Tánaiste Leo Varadkar has said that Ireland will have to increase its military spending in the future, adding that it would be unwise to assume that the country is safe from attack just because it is militarily neutral.
"If anything, this attack on Ukraine should be a wake-up call for all of us to be willing to defend our system because a system worth building is worth defending," Varadkar said in the Dáil during Leaders Questions yesterday, March 3.
"If the European Union was worth building, it is worth defending. If our independence was worth securing, it is also worth defending."
Varadkar continued: "I do think we need to increase defence spending. We need to pay our military personnel more. We need better equipment. We need to be able to guard our own seas. We need radar over our own airspace.
"The assumption that we have made for 70 years is that nobody would attack us because we are a country that is neutral militarily. Ukraine was neutral militarily. It was not part of any military alliance. It was attacked because it was politically part of the west, or at least wanted to be.
"We make the assumption that, even if we are attacked, the British and the Americans will come and save us anyway. I am not sure that is the kind of assumption a sovereign country like ours should make."
Video of Varadkar's comments for people to see for themselves… pic.twitter.com/OqboIeWkJR— Gavan Reilly (@gavreilly) March 3, 2022
Meanwhile, Taoiseach Micheál Martin said Ireland's policy of neutrality "can change at any time".
The Taoiseach said it would be "naive" not to reflect on the Russian invasion of Ukraine, stating that Ireland needs to "think about deeper involvement in European Defence".
Martin said ideals such as self-determination, sovereignty, territorial integrity, freedom of association, free media, free trade, and basic rights were under attack from "authoritarian regimes like Russia".

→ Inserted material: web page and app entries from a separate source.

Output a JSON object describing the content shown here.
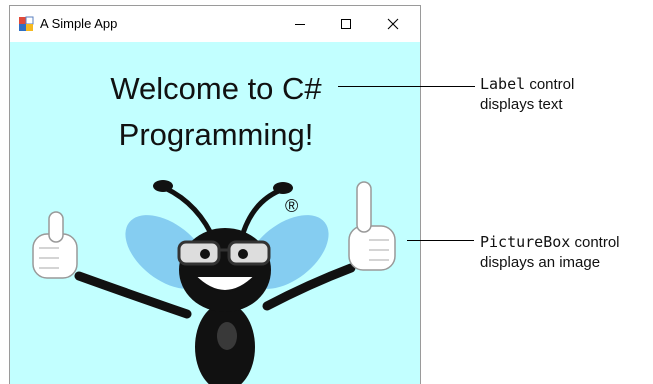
{
  "window": {
    "title": "A Simple App",
    "controls": {
      "minimize": "minimize-icon",
      "maximize": "maximize-icon",
      "close": "close-icon"
    }
  },
  "label": {
    "line1": "Welcome to C#",
    "line2": "Programming!"
  },
  "picture": {
    "registered_mark": "®"
  },
  "callouts": {
    "label_callout": {
      "control": "Label",
      "rest": " control",
      "line2": "displays text"
    },
    "picturebox_callout": {
      "control": "PictureBox",
      "rest": " control",
      "line2": "displays an image"
    }
  },
  "colors": {
    "form_background": "#c2ffff",
    "titlebar": "#ffffff"
  }
}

"I think this naked aggression has really exposed the vulnerability at the heart of the European Union and its project because people are not playing by the same rules at all," Martin said.
Ireland has contributed to the EU's €500 million support package for Ukraine, providing non-lethal military equipment while "constructively abstaining" from the provision of lethal equipment.
Ireland is also set to bolster its naval fleet by buying two warships from New Zealand.
The Irish Examiner reports that the Irish Government has reached a deal with the New Zealand Government to buy two short-range warships that were decommissioned because they didn't meet the New Zealand Navy's long-range patrol requirements.
The "Lake Class" vessels are smaller than the P60 class ships that the Irish Navy currently uses to patrol the Atlantic Ocean.
The P60s also require a crew of 45, while the smaller Lake Class vessels only need a crew of 25.
The ships are likely to be based off the East Coast and will mainly be used for fisheries patrols in the Irish Sea.
The Irish Naval Service is also looking to recruit extra personnel to make up for severe staff shortages.
The Naval Service currently boasts 200 fewer staff than its minimum strength of 1,094, causing the navy to tie up two ships, the flagship LÉ Eithne and LÉ Orla in June 2019.